Law Enforcement Union Asks Political Leaders for More Protection
The president of Texas' largest law enforcement union says political leaders should be doing more to protect officers and their families.
Austin Police Sgt. Todd Harrison heads up the Combined Law Enforcement Associations of Texas, or CLEAT.
In a statement released Wednesday, Harrison said
"There is an open war against the police on the streets of America. President Obama and all the politicians in Texas and the U.S. have something in common: they've done absolutely nothing.'"
Harrison wants President Obama to cut short his Alaskan trip, return to Washington and push for emergency legislation that would help protect officers and their families.
"The President needs to do more than answer letters and phone up our widows in order to gain media attention.
"There is an open war against the police on the streets of America.
"President Obama and all the politicians in Texas and the U.S. have something in common, they've done absolutely nothing.
"First, our leaders should publicly denounce organizations and individuals who openly call for the assault and murder of law enforcement personnel.
"That should have been done during the avalanche of anti-police hate speech following the events in Ferguson, Missouri. But it didn't happen.
"Nobody should be able to get on social media and call for the death of law enforcement officers. Free speech does not extend to individuals who openly plan and encourage the murder of cops. Threats like these should be actionable under the law.
"Law enforcement officer's families are vulnerable too.
"We need to seek legislation to make it a capital offense to murder an immediate family member of a law enforcement officer if that crime is connected to the occupation in any way.
"Just a few minutes ago, elected officials in Texas were calling on folks to thank cops like me and send over a dessert when they see us in public and in uniform.
"I'll buy my own food, thank you very much.
"I'd rather the politicians quit coddling the anti-police crowd and stand up for the police during the Texas legislative session when both the House and Senate voted overwhelmingly to stop us from being able to ask whether or not those openly carrying guns were licensed.
"Those amendments by Democratic Representative Harold Dutton and Republican Senator Don Huffines passed both chambers.

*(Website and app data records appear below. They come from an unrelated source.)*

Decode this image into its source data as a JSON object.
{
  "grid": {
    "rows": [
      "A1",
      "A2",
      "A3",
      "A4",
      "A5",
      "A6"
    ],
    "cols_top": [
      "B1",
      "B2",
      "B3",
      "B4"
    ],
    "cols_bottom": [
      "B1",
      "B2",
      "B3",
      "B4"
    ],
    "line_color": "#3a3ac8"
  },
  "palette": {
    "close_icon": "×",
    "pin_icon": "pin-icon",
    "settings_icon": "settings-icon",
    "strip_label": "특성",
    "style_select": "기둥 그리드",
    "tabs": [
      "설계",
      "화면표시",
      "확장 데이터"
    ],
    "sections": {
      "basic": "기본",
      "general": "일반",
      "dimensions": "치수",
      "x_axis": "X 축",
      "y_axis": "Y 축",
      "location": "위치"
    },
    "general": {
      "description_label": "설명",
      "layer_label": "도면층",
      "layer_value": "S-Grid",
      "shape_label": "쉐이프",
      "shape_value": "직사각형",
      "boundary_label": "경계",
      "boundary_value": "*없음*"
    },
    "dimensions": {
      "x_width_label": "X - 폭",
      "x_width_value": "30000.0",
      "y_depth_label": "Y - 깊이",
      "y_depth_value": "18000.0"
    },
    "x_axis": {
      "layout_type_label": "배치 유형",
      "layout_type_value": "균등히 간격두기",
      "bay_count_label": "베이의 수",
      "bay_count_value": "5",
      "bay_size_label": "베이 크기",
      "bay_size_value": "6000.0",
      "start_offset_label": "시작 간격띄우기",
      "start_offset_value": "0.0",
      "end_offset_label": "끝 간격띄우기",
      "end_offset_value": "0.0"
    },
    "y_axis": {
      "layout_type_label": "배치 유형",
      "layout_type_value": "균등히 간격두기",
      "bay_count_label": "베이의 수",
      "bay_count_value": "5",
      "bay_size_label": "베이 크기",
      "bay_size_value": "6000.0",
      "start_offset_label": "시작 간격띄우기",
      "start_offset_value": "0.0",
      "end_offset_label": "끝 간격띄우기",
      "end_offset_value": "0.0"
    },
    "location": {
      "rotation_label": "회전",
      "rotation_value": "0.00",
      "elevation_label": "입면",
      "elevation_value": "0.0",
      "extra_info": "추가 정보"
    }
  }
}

CLEAT led a lonely fight over the Memorial Day weekend to strip that language back out of the law.
"It's going to take more than a piece of pie and a thank you from the politicians to fix what's wrong in this country.
"The elected leaders should be talking about protecting lives, not just publicly saying thank you.
"We know the difference between political rhetoric and action.
"Showing political respect for law enforcement officers – it's not just for cop funerals."